reading through the water + virtual caminos

thinking on somatic memory & pleasure, intimacy with self & other, and the difference between safety & discomfort (in the body) on my morning walk unfolded into a day of looking at many brilliant artists. these 2 really stuck out.

Catherine Feliz is a contemporary interdisciplinary artist, full spectrum doula, and community medicine-maker born and raised in NYC (occupied Lenape territory). Her multimedia projects are personal reflections on the social-political constructions of power and knowledge. Through applying the languages of visual desire and the practices of care, they’re interested in imagining new narratives of place that center the experiences of politicized bodies.
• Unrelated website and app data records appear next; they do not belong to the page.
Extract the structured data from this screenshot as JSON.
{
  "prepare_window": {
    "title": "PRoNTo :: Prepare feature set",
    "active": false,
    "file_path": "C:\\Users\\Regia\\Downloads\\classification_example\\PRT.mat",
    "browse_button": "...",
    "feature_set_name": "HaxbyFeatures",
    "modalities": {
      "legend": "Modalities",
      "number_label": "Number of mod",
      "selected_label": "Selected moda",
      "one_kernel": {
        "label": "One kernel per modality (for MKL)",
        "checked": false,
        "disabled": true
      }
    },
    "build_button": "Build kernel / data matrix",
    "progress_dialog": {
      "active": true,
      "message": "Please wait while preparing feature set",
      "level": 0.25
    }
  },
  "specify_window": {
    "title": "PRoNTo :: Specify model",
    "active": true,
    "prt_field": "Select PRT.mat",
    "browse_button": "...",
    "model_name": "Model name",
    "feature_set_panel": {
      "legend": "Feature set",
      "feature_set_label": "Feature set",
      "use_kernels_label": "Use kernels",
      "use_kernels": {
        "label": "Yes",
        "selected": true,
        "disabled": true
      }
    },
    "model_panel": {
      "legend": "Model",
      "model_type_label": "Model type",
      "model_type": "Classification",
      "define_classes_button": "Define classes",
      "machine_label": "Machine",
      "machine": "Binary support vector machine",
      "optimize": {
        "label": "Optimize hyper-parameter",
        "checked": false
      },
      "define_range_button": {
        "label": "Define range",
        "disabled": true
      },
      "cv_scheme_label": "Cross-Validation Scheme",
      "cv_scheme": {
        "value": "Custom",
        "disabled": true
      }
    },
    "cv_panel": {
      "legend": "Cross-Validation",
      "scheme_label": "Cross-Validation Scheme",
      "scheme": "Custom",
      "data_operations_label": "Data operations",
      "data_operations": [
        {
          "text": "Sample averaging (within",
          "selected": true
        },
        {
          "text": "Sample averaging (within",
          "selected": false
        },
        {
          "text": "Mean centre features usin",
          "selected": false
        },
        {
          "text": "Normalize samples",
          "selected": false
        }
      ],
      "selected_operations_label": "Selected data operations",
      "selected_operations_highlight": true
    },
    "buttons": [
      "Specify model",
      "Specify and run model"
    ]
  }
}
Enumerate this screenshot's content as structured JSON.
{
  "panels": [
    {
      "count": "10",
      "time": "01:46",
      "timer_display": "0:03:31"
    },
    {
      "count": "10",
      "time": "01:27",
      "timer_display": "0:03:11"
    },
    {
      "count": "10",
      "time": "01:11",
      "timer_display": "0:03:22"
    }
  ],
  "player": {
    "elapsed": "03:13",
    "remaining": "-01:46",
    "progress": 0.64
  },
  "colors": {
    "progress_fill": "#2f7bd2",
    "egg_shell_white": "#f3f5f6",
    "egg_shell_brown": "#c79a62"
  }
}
(text taken from their website)
Screen Shot 2018-09-05 at 9.26.20 PM
You ​See ​the ​Costume ​Not ​the ​Spirit
xerox ​paper ​and ​ink, ​inkjet ​photo ​prints, ​5 ​in ​x ​7 ​in


Virtual Caminos from Catherine Feliz on Vimeo.


the work of J.B. Murray.


sigh. his work is like love letters to and from a place that cannot be perceived with human eyes.

hear his sweet song & prayer in this short film by Judith McWillie. i love life lol.

“Water Saves. You can’t hinder water…

Water obey God better than anything in the world.”

John Bunion (J. B.) Murray (1908-1988) was a farmer who lived in rural Glascock County, Georgia, near the community of Mitchel. When he was approximately seventy years of age, believing he had experienced a vision from God, he began writing a non discursive script on adding machine tape, wall board, and stationery. He described it as “the language of the Holy Spirit, direct from God” and interpreted it using a bottle of water as a focusing device. In the last ten years of his life he made over a thousand paintings, introducing the script into fields of color and adding figures that represent “the evil people; the ones that are dry tongued, the one’s that don’t know God”.

Images and text from Calvin-Morris Gallery and Folkstreams Film.

Okwui Okpokwasili

Been meaning to share this for awhile. this is a beautiful excerpt from her brilliant performance.

Okwui Okpokwasili’s  Poor People’s TV Room integrates movement, song, text, and visual imagery, giving voice to the oppressed while shedding light on women’s enduring power. Inspired by Nigerian political history, the performance integrates the buried narratives of women in the country and resonates with present actions and political resistance throughout the world. The work was inspired by two historic incidents in Nigeria: the Women’s War of 1929, a resistance movement against British colonial powers; and the Boko Haram kidnappings of more than three hundred girls, which launched the Bring Back Our Girls movement. Women were central to these campaigns, and have played essential and powerful roles in Nigeria’s independence. *(Words taken from YBCA website where the artist held a performance in early May)*

Okwui Okpokwasili “Poor People’s TV Room” 5 Minute Excerpt from Peter Born on Vimeo.


The Linguistic Overlap of Color Theory and Racism | Interview w/Tomashi Jackson


While studying painting and printmaking at Yale University, Tomashi Jackson noticed that the language Josef Albers used to describe color perception phenomenon, in his 1963 instructional text Interaction of Color, mirrored the language of racialized segregation found in the transcripts of education policy and civil rights court cases fought by Thurgood Marshall and the NAACP Legal Defense and Educational Fund (LDF).

Read more here.

Akwaeke Emezi

Akwaeke Emezi is an Igbo/Tamil writer and video artist based in liminal spaces. She was Born in Umuahia and raised in Aba, Nigeria.  In creating ‘Ududeagu’,  Emezi wanted to invent a piece of visual mythology that examines loss and leaving from multiple perspectives. See more of her work here.

I am particularly interested in the way she use language, time, and personal mythology to sculpt this short.

Too Many Degrees Podcast

I love a good podcast!
Hosted by Carris Adams, Esau McGhee and Jared Richardson, Too Many Degrees is a bi-weekly, hour-long conversation between makers and thinkers. The friends and colleagues come together to talk, laugh and visit the spaces of various multi-hyphenates in the name of contemporary art and culture.
Adams, McGhee and Richardson are also awesome about providing links to the artists and thinkers mentioned on each episode over at the show’s blog.

Check it here:

Adam Pendelton

  • Black Dada is a way to talk about the future while talking about the past. It is our present moment. The Black Dada must use irrational language. The Black Dada must exploit the logic of identity. Black Dada is neither madness, nor wisdom, nor irony, nor naiveté. Black Dada: we are successive. Black Dada: we are not exclusive. Black Dada: we abhor simpletons and are perfectly capable of an intelligent discussion. The Black Dada’s manifesto is both form and life. Black Dada your history of art.



  • Pendleton states that the two words merge two ideas: “Dada, meaning ‘yes, yes’ and black as an open-ended signifier.

Thom Donovan, “Adam Pendleton,” Bomb, 114/Winter 2011.

Here’s the video: